Maybe I took my own advice a bit too far, that I’ve been too focused on shipping out designs instead of talking about them. Or maybe I’m just poor at time management and I can’t balance both. Regardless, I’ve been wanting to write about all the interesting projects I’ve been working on.
It seems like yesterday that I started working at Stack Exchange. I still can’t believe it’s been two years already. At Stack Exchange, we create a network of high quality Q&A websites. If you’re in the tech field, chances are you have heard or used our programmers Q&A site, Stack Overflow.
The network has grown quite a bit in the past two years. Through our Area51 site, the public is able to propose and create Q&A sites on a wide range of topics. We now have eighty-seven sites in the network. Two years ago, there were three.
My main design task has been creating unique visual identities for these Q&A communities as they graduate to a full Stack Exchange site. (When a Q&A site is first created, it’s labeled as a “Beta” site. We graduate a site when its stats reach certain health criteria). So far, thirty-two sites have graduated.
I can safely say that this has been the most challenging job I’ve ever had in my web design career since 1995. It is also the most rewarding and enjoyable one I’ve had. I never consciously thought of it as a “job.”
I’m a firm believer that in order to create a good design, the designer must know the product and its audience intimately well. This requires a lot of research, beyond design. At its core, Stack Exchange is about fostering niche communities of passionate people. Our communities are the reason our sites are so successful. At work, everything we do is to create a better experience for the communities and help them to grow, through robust underlying software, promotional contests, sponsored conferences and constantly tweaking our system and policies based on their feedbacks.
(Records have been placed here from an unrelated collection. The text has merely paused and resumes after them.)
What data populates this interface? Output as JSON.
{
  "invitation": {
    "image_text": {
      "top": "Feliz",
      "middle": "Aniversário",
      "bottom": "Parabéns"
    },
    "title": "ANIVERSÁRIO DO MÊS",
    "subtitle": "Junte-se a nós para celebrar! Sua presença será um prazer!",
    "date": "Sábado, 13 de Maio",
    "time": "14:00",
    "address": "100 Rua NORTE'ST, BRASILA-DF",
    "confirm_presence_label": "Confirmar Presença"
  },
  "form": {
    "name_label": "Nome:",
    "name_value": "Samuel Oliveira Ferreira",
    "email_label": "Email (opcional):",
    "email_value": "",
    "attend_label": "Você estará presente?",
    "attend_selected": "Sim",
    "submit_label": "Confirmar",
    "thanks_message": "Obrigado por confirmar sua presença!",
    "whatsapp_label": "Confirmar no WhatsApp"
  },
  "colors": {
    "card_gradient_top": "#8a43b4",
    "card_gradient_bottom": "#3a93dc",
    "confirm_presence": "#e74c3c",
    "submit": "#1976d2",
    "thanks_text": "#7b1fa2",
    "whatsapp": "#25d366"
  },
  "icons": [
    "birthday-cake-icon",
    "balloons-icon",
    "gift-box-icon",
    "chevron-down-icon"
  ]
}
Each Q&A site uses the same underlying engine and has the same HTML output. The set layout is limiting what I can do visually. But this constraint is good in a way because it enforces the overall Stack Exchange branding.
To me, a good visual design is one that provokes the right emotional response from users. It sets the mood if you will, then it gently fades into the background as a pleasant bokeh. It is easier said than done though. In order to capture that right mood, I have to know the site’s topic well, its history and quirks, its members’ personalties as a whole. This requires a lot of research before I even start brainstorming the visuals. The design is never about making a pretty skin or an exercise of my personal design taste, but creating one that’s relatable to the users I’m designing for.
Certain sites were easier for me to design since I knew the topics well since they fell in my range of interests. For example, cooking and video games. Then there are topics I knew absolutely nothing about, such as TeX, Judaism, GIS, role-playing games, Mathematica and so on. In fact, I didn’t know anything about the topics of most of our sites, prior to designing for them.
My typical design process for each site:
Another challenging factor was time. When we first launched Area51, we had a lot of Beta sites created at once in a short amount of time. I remember joking to a coworker “someone will get slammed later when they all graduate.” It turned out I was that person. For months, I had to repeat the process listed above once a week, sometimes twice. Shipping a site from scratch to launch. I felt it really stretched my limit as a designer. Week after week, I was buried in researching, talking to users, picking out art styles that were foreign to me. There were times when I had great self doubt. I felt like I wasn’t able to execute the design direction I set, or the one I picked was totally off, at the last minute. Then when I read the positive feedback after site launch from users and random internet people, it was the most rewarding experience.
Creating identities for over thirty communities in the past two years have made me a lot more pragmatic and humble. My design process is more streamlined and focused. I learned that having empathy for users is not enough; taking an interest in what my coworkers do also helps me with my design work indirectly. I’ve been exposed to many interesting subjects and people I wouldn’t have otherwise. I was also able to collaborate on SE projects with other talented designers I’ve known via online.
I plan to blog about the case study for each site design in details, as well as other interesting projects I’ve been working on at work. Meanwhile, please take a look at our full site listing, you may find some Q&A sites of your interest.